Tell me more x
, there is a new speed test available. Give it a try, leave feedback!
dslreports logo
    All Forums Hot Topics Gallery


Search Topic:
share rss forum feed



Wiring a 66 block/Virtual PBX

Click for full size
Hello, all.

Thank you in advance for taking the time to read my questions.

We're moving into a new office, and we've made the decision that we would like to use Grasshopper for our phone system. Grasshopper is a virtual PBX system. Before I get to my setup, I am hoping someone could explain to me the basics of how virtual PBX's work, so I can have a better understanding.

My primary question relates to wiring. I've decided that I would like to make sure the wiring is fit for service myself. I am new to this, but it is something that I want to learn and do myself. Our office has 5 individual offices inside of it. Each office is connected on the left side to what I have labeled as 'Block 1' in my attached diagram. Block 1 is a non-split type 66 block, meaning, the rows are a complete bridge.

'Block 2' is another 66 block to the right side of 'Block 1'. Block 2 is a split block, meaning, column A & B are connected, and column C & D are connected. The 25 pair from the telephone company comes into the left side of 'Block 2'.

Please correct me where I am wrong. Is it my understanding that the telephone company will activate one pair of the 25 pair cable per line that I order. For example, the top-most pair on the 25 pair cable is Blue/Blue White. Hypothetically, should the telco activate that pair as my phone line, I would then need to make a connection on the right side of the same block, matching the line, and then bring it over to 'Block 1' to connect to my office connections, right? (Please let me know if I have this wrong)

Assuming that's how it is suppose to be done, my question then becomes this: Having only 1 phone line coming from 'Block 2', do I need to then daisy chain the line through all of the office connections so that all off the office phone jacks have a connection to that one line?

What If I had two phone lines, could I daisy chain that line along side my first line? Would this give all the offices access to both lines? Is this method necessary for a virtual PBX setup? Do I need more than 1 line for a virtual PBX system?

Big thanks for any and all help.


Voorhees, NJ
Well, virtual PBX providers do not use regular phone wiring at all. It's all Internet based.

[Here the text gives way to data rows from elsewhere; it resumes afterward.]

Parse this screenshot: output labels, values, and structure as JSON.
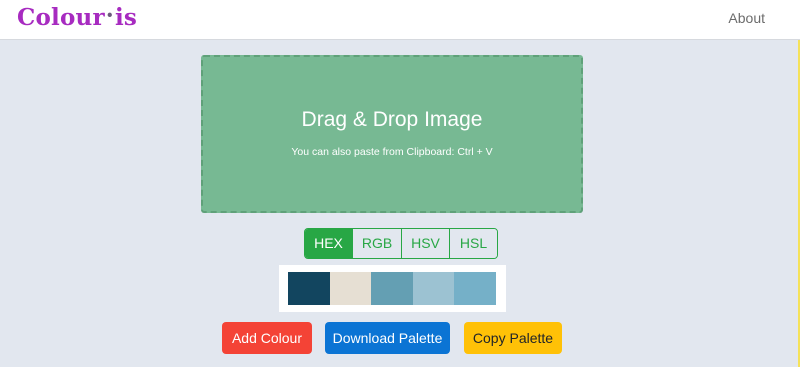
{
  "header": {
    "brand_left": "Colour",
    "brand_dot": "·",
    "brand_right": "is",
    "about_link": "About"
  },
  "dropzone": {
    "title": "Drag & Drop Image",
    "subtitle": "You can also paste from Clipboard: Ctrl + V"
  },
  "formats": [
    {
      "label": "HEX",
      "active": true
    },
    {
      "label": "RGB",
      "active": false
    },
    {
      "label": "HSV",
      "active": false
    },
    {
      "label": "HSL",
      "active": false
    }
  ],
  "palette": [
    "#12455f",
    "#e6dfd3",
    "#649fb3",
    "#9cc2d2",
    "#75b0c8"
  ],
  "actions": {
    "add": "Add Colour",
    "download": "Download Palette",
    "copy": "Copy Palette"
  },
  "colors": {
    "brand": "#a72bc0",
    "dropzone": "#77b993",
    "active_format": "#28a745",
    "add_button": "#f44336",
    "download_button": "#0b74d4",
    "copy_button": "#ffc107",
    "page_background": "#e2e7ef"
  }
}
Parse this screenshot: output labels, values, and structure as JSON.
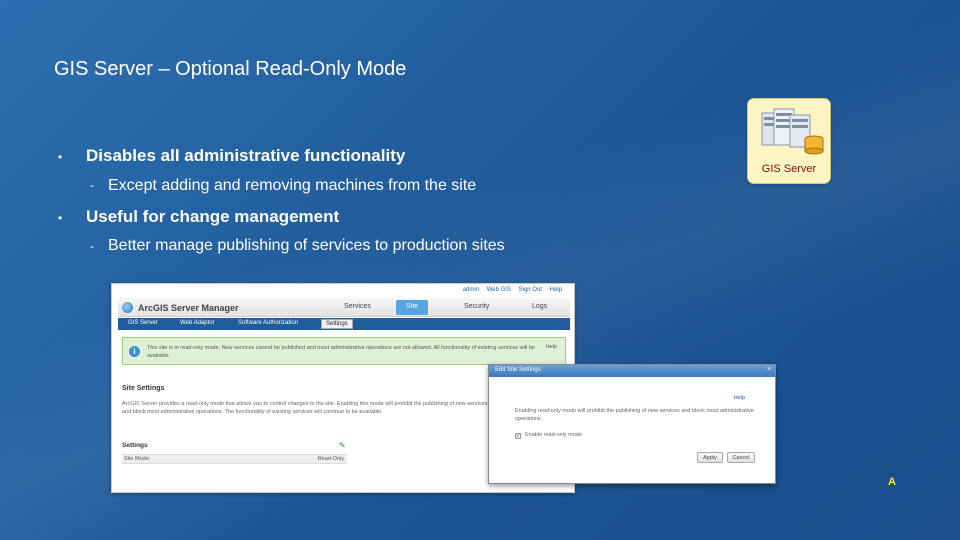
{
  "slide": {
    "title": "GIS Server – Optional Read-Only Mode",
    "bullets": [
      {
        "marker": "•",
        "text": "Disables all administrative functionality",
        "sub": {
          "marker": "-",
          "text": "Except adding and removing machines from the site"
        }
      },
      {
        "marker": "•",
        "text": "Useful for change management",
        "sub": {
          "marker": "-",
          "text": "Better manage publishing of services to production sites"
        }
      }
    ],
    "badge_label": "GIS Server",
    "corner_marker": "A"
  },
  "manager": {
    "top_links": [
      "admin",
      "Web GIS",
      "Sign Out",
      "Help"
    ],
    "app_name": "ArcGIS Server Manager",
    "main_tabs": [
      "Services",
      "Site",
      "Security",
      "Logs"
    ],
    "active_main_tab": "Site",
    "sub_tabs": [
      "GIS Server",
      "Web Adaptor",
      "Software Authorization",
      "Settings"
    ],
    "active_sub_tab": "Settings",
    "notice_text": "This site is in read-only mode. New services cannot be published and most administrative operations are not allowed. All functionality of existing services will be available.",
    "notice_help": "Help",
    "section_title": "Site Settings",
    "section_text": "ArcGIS Server provides a read-only mode that allows you to control changes to the site. Enabling this mode will prohibit the publishing of new services and block most administrative operations. The functionality of existing services will continue to be available.",
    "settings_title": "Settings",
    "settings_row_key": "Site Mode:",
    "settings_row_value": "Read-Only"
  },
  "dialog": {
    "title": "Edit Site Settings",
    "close": "×",
    "help": "Help",
    "text": "Enabling read-only mode will prohibit the publishing of new services and block most administrative operations.",
    "checkbox_label": "Enable read-only mode",
    "checkbox_checked": "✓",
    "apply_label": "Apply",
    "cancel_label": "Cancel"
  }
}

Grasshopper doesn't even use phones! They keep your auto-attendant in their data center, and depending on the configuration you make they just connect the caller to another external phone number (like a landline or a cell phone).

Hosted PBX providers like 8X8 (which I am an agent for) or RingCentral do the same thing, but they give you actual phones with extensions. They just plug into your Internet connection in your office and connect over the Internet to the providers data center.. no phone wiring at all.
Expand your moderator at work


Saratoga Springs, NY
reply to jstrick9

Re: Wiring a 66 block/Virtual PBX

Adding to what Sterling said, just make sure you have a solid internet connection. Some voip involves simply plugging the cat 5 into the phone, then out to the computer in each office.
Expand your moderator at work


White Plains, NY
reply to jstrick9

Re: Wiring a 66 block/Virtual PBX

usually when someone hosts for you, they are keeping all phone features on their servers. they then plug in sip phones at your location, ie polycoms, and ring the desired phones based on the agree set up on their servers. however, some providers can provide dialtone lines to an old analog PBX which then would render your initial question valid again. what type of service is grasshopper providing?


Titusville, FL
reply to jstrick9
For others reference: »

I am not going to explain basic VoIP telephony but I do hope that someone with your organization understands what they are signing up for. I think Grasshopper themselves could explain in laymen terms how their VoIP telephony works compared to traditional telephony.

Helpful reading: »VoIP: Voice over IP